Be brave, don’t give up: advice we would give to our younger selves
If you could talk to your middle school or high school self, what would you say?
What advice would you give to your younger self? At this year’s Aspen Ideas Festival, Allstate asked participants—some of today’s most innovative thinkers and creators—what wisdom they could have used in their youth.
We decided to ask our very own experts who have contributed to The Renewal Project this past year to share their own advice. (The Renewal Project is made possible by Allstate.)
Last week, we heard from Liz Forester of the Cleveland nonprofit DigitalC and Jimmy Chen, the founder and CEO of the social impact startup Propel.
In the second part of our series, we hear from two CEOs, one who’s helping to change the face of tomorrow’s engineers and scientists, and another who is transforming the way we donate to charity. Here is their advice:
Be brave, and don’t worry so much
Reshma Saujani is the founder and CEO of Girls Who Code. She’s also the author of the upcoming series of books by the same name. She said her advice would be to challenge yourself: “I would tell myself to be braver, to worry less about perfection. I should have gone outside of my comfort zone—I thought I was terrible at math, but I should have given computer science a shot. The image at that time was that computers were for boys. Today we’re trying to change that image for girls. You can’t be what you can’t see, so we’re trying to provide an image of what a girl who codes looks like in our book series.”

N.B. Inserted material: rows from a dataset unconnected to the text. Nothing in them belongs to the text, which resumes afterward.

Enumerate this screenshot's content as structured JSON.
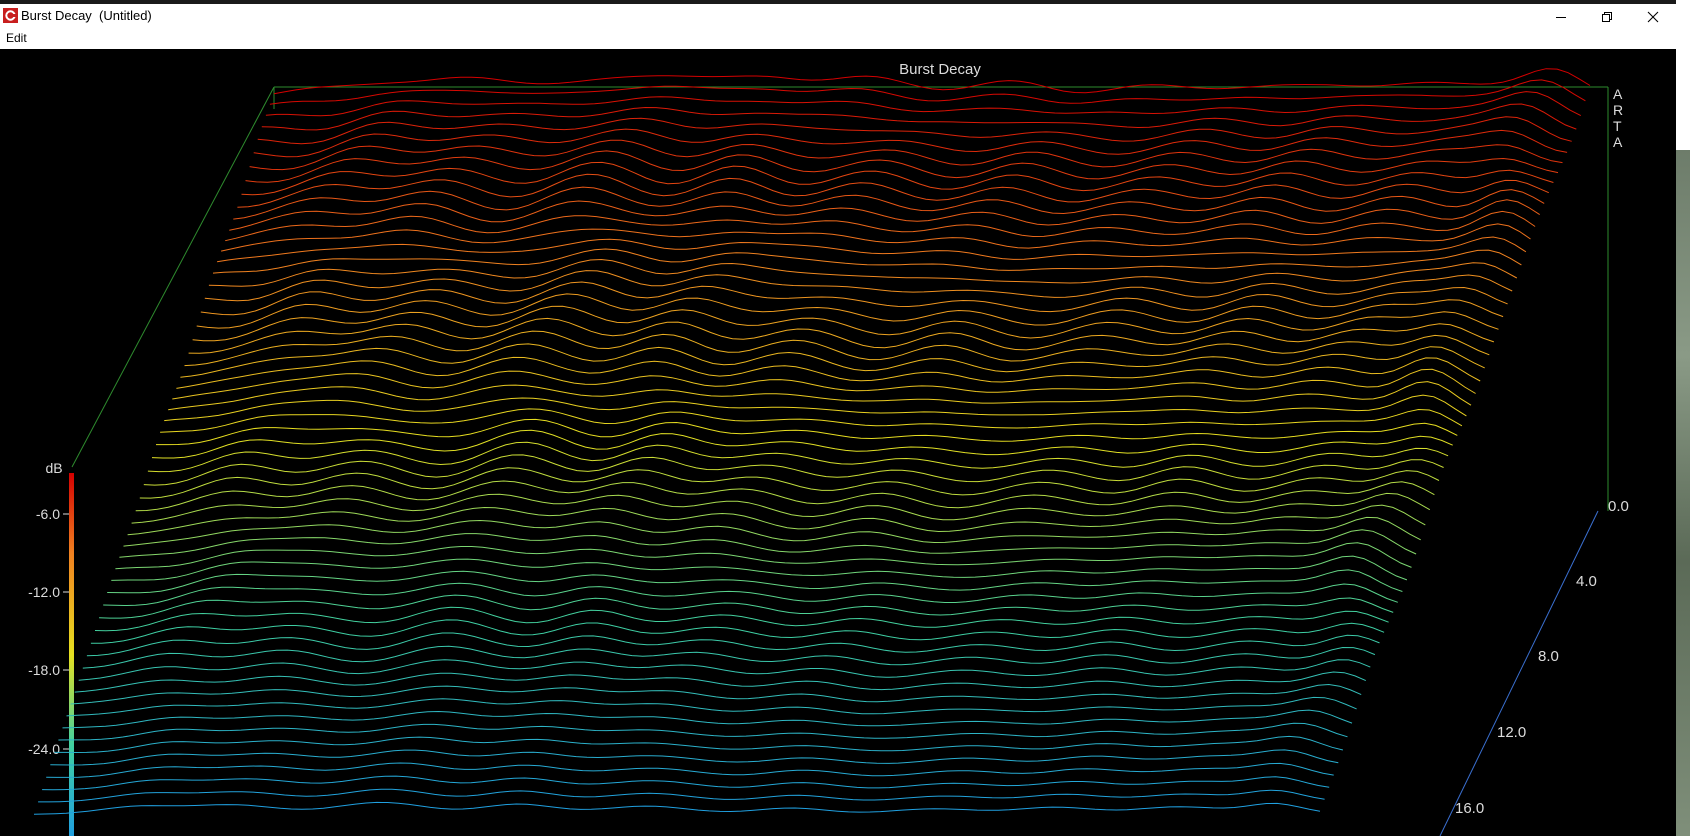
{
  "window": {
    "title": "Burst Decay  (Untitled)",
    "controls": [
      "minimize",
      "restore",
      "close"
    ]
  },
  "menu": {
    "items": [
      "Edit"
    ]
  },
  "chart_data": {
    "type": "waterfall",
    "title": "Burst Decay",
    "brand": "ARTA",
    "colorbar": {
      "unit": "dB",
      "ticks": [
        "-6.0",
        "-12.0",
        "-18.0",
        "-24.0"
      ],
      "colors": [
        "#d40000",
        "#f08020",
        "#e6e020",
        "#40d0a0",
        "#20a0e0"
      ]
    },
    "depth_axis": {
      "ticks": [
        "0.0",
        "4.0",
        "8.0",
        "12.0",
        "16.0"
      ]
    },
    "background": "#000000",
    "frame_color": "#2e8b2e"
  }
}
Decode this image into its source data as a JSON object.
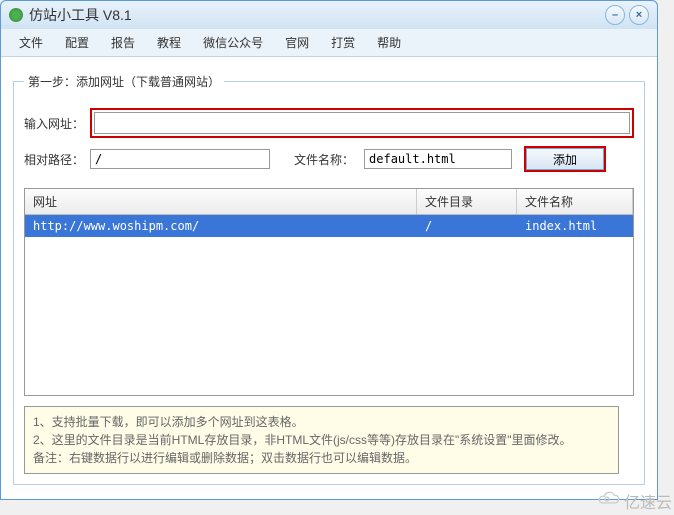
{
  "window": {
    "title": "仿站小工具 V8.1"
  },
  "menu": {
    "file": "文件",
    "config": "配置",
    "report": "报告",
    "tutorial": "教程",
    "wechat": "微信公众号",
    "site": "官网",
    "reward": "打赏",
    "help": "帮助"
  },
  "step": {
    "legend": "第一步：添加网址（下载普通网站）"
  },
  "form": {
    "url_label": "输入网址：",
    "url_value": "",
    "relpath_label": "相对路径：",
    "relpath_value": "/",
    "filename_label": "文件名称：",
    "filename_value": "default.html",
    "add_label": "添加"
  },
  "table": {
    "col_url": "网址",
    "col_dir": "文件目录",
    "col_file": "文件名称",
    "row": {
      "url": "http://www.woshipm.com/",
      "dir": "/",
      "file": "index.html"
    }
  },
  "notes": {
    "line1": "1、支持批量下载，即可以添加多个网址到这表格。",
    "line2": "2、这里的文件目录是当前HTML存放目录，非HTML文件(js/css等等)存放目录在\"系统设置\"里面修改。",
    "line3": "备注：右键数据行以进行编辑或删除数据；双击数据行也可以编辑数据。"
  },
  "watermark": {
    "text": "亿速云"
  }
}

Stephen Garten is the founder and CEO of Charity Charge, a program that allows consumers to donate their credit card rewards to charity. He said he recommends this advice: “In times of uncertainty, I give myself the ‘rocking chair’ test. I imagine myself as a very old man sitting in a rocking chair. I ask myself if that old man would be proud and happy for me to be pursuing the given action or career move I am contemplating. When I put myself in that state of mind usually the answer is to take the risk and move forward. A life filled with fear, doubt, and uncertainty is crippling. For example, I faced what seemed like an insurmountable amount of rejection to launch Charity Charge and get our partnership with Commerce Bank and MasterCard off the ground. Many times I wanted to quit. But I knew that the old man in me would be proud that I gave it a shot, that I tried. I don’t want to live a life of regrets.”